What is expected => Each entry that follows should be set down precisely, with its pictures removed.

Provided material =>
= = = =
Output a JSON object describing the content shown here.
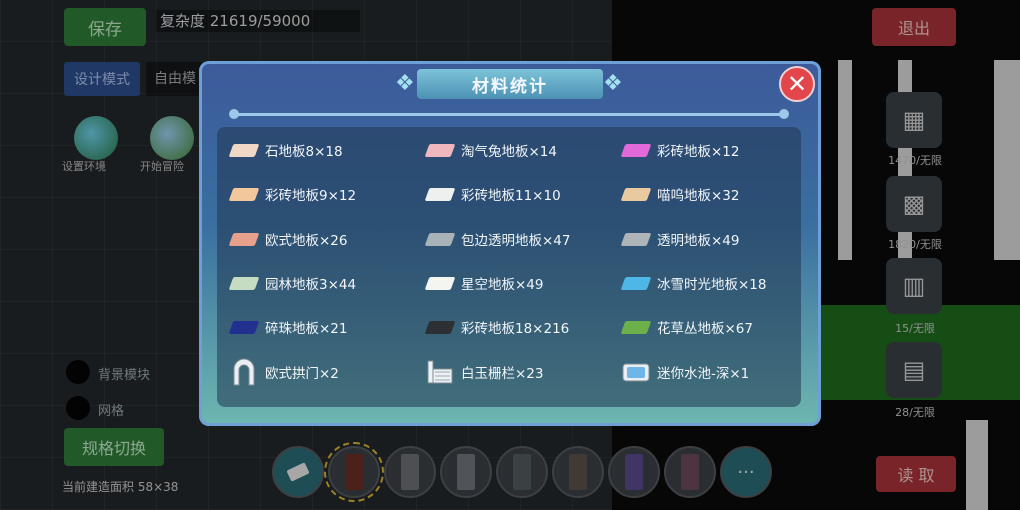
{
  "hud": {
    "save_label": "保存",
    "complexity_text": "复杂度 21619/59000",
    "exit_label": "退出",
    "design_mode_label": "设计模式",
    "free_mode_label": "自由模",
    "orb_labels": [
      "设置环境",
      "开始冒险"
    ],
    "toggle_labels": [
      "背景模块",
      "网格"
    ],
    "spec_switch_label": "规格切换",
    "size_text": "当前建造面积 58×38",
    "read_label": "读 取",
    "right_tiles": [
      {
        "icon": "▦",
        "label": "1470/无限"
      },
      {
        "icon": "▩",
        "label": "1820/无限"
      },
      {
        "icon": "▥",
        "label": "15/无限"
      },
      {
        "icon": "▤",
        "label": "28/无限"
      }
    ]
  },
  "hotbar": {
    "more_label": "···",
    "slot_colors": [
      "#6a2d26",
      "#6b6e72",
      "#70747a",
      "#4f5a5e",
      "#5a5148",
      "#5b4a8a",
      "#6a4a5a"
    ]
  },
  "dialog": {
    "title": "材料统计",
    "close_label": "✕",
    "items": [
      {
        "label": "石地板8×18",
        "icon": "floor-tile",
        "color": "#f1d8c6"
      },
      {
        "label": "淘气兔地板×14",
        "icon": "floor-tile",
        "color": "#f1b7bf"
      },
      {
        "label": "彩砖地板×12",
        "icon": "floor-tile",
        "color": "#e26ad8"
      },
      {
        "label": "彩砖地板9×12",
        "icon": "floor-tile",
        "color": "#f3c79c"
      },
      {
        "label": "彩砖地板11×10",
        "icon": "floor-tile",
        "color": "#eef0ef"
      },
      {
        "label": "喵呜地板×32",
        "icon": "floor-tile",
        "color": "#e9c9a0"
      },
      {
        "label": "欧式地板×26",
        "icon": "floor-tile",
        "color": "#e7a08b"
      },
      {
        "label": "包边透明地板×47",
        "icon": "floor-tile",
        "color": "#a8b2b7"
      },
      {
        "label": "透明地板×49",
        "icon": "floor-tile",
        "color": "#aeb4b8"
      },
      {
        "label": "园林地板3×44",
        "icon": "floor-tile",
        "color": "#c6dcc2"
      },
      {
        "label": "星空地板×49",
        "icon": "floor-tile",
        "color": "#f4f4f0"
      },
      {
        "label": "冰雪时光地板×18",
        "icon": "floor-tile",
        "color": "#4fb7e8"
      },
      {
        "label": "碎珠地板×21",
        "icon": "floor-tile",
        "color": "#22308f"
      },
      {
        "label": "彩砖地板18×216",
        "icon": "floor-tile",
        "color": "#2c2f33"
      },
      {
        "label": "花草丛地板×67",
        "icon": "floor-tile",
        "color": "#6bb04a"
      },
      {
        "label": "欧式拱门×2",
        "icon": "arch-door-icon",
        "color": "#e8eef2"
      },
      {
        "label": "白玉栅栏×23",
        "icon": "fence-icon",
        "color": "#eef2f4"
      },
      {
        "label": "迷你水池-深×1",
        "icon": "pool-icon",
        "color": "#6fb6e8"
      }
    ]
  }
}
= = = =
Completed task =>
Output a JSON object describing the content shown here.
{
  "hud": {
    "save_label": "保存",
    "complexity_text": "复杂度 21619/59000",
    "exit_label": "退出",
    "design_mode_label": "设计模式",
    "free_mode_label": "自由模",
    "orb_labels": [
      "设置环境",
      "开始冒险"
    ],
    "toggle_labels": [
      "背景模块",
      "网格"
    ],
    "spec_switch_label": "规格切换",
    "size_text": "当前建造面积 58×38",
    "read_label": "读 取",
    "right_tiles": [
      {
        "icon": "▦",
        "label": "1470/无限"
      },
      {
        "icon": "▩",
        "label": "1820/无限"
      },
      {
        "icon": "▥",
        "label": "15/无限"
      },
      {
        "icon": "▤",
        "label": "28/无限"
      }
    ]
  },
  "hotbar": {
    "more_label": "···",
    "slot_colors": [
      "#6a2d26",
      "#6b6e72",
      "#70747a",
      "#4f5a5e",
      "#5a5148",
      "#5b4a8a",
      "#6a4a5a"
    ]
  },
  "dialog": {
    "title": "材料统计",
    "close_label": "✕",
    "items": [
      {
        "label": "石地板8×18",
        "icon": "floor-tile",
        "color": "#f1d8c6"
      },
      {
        "label": "淘气兔地板×14",
        "icon": "floor-tile",
        "color": "#f1b7bf"
      },
      {
        "label": "彩砖地板×12",
        "icon": "floor-tile",
        "color": "#e26ad8"
      },
      {
        "label": "彩砖地板9×12",
        "icon": "floor-tile",
        "color": "#f3c79c"
      },
      {
        "label": "彩砖地板11×10",
        "icon": "floor-tile",
        "color": "#eef0ef"
      },
      {
        "label": "喵呜地板×32",
        "icon": "floor-tile",
        "color": "#e9c9a0"
      },
      {
        "label": "欧式地板×26",
        "icon": "floor-tile",
        "color": "#e7a08b"
      },
      {
        "label": "包边透明地板×47",
        "icon": "floor-tile",
        "color": "#a8b2b7"
      },
      {
        "label": "透明地板×49",
        "icon": "floor-tile",
        "color": "#aeb4b8"
      },
      {
        "label": "园林地板3×44",
        "icon": "floor-tile",
        "color": "#c6dcc2"
      },
      {
        "label": "星空地板×49",
        "icon": "floor-tile",
        "color": "#f4f4f0"
      },
      {
        "label": "冰雪时光地板×18",
        "icon": "floor-tile",
        "color": "#4fb7e8"
      },
      {
        "label": "碎珠地板×21",
        "icon": "floor-tile",
        "color": "#22308f"
      },
      {
        "label": "彩砖地板18×216",
        "icon": "floor-tile",
        "color": "#2c2f33"
      },
      {
        "label": "花草丛地板×67",
        "icon": "floor-tile",
        "color": "#6bb04a"
      },
      {
        "label": "欧式拱门×2",
        "icon": "arch-door-icon",
        "color": "#e8eef2"
      },
      {
        "label": "白玉栅栏×23",
        "icon": "fence-icon",
        "color": "#eef2f4"
      },
      {
        "label": "迷你水池-深×1",
        "icon": "pool-icon",
        "color": "#6fb6e8"
      }
    ]
  }
}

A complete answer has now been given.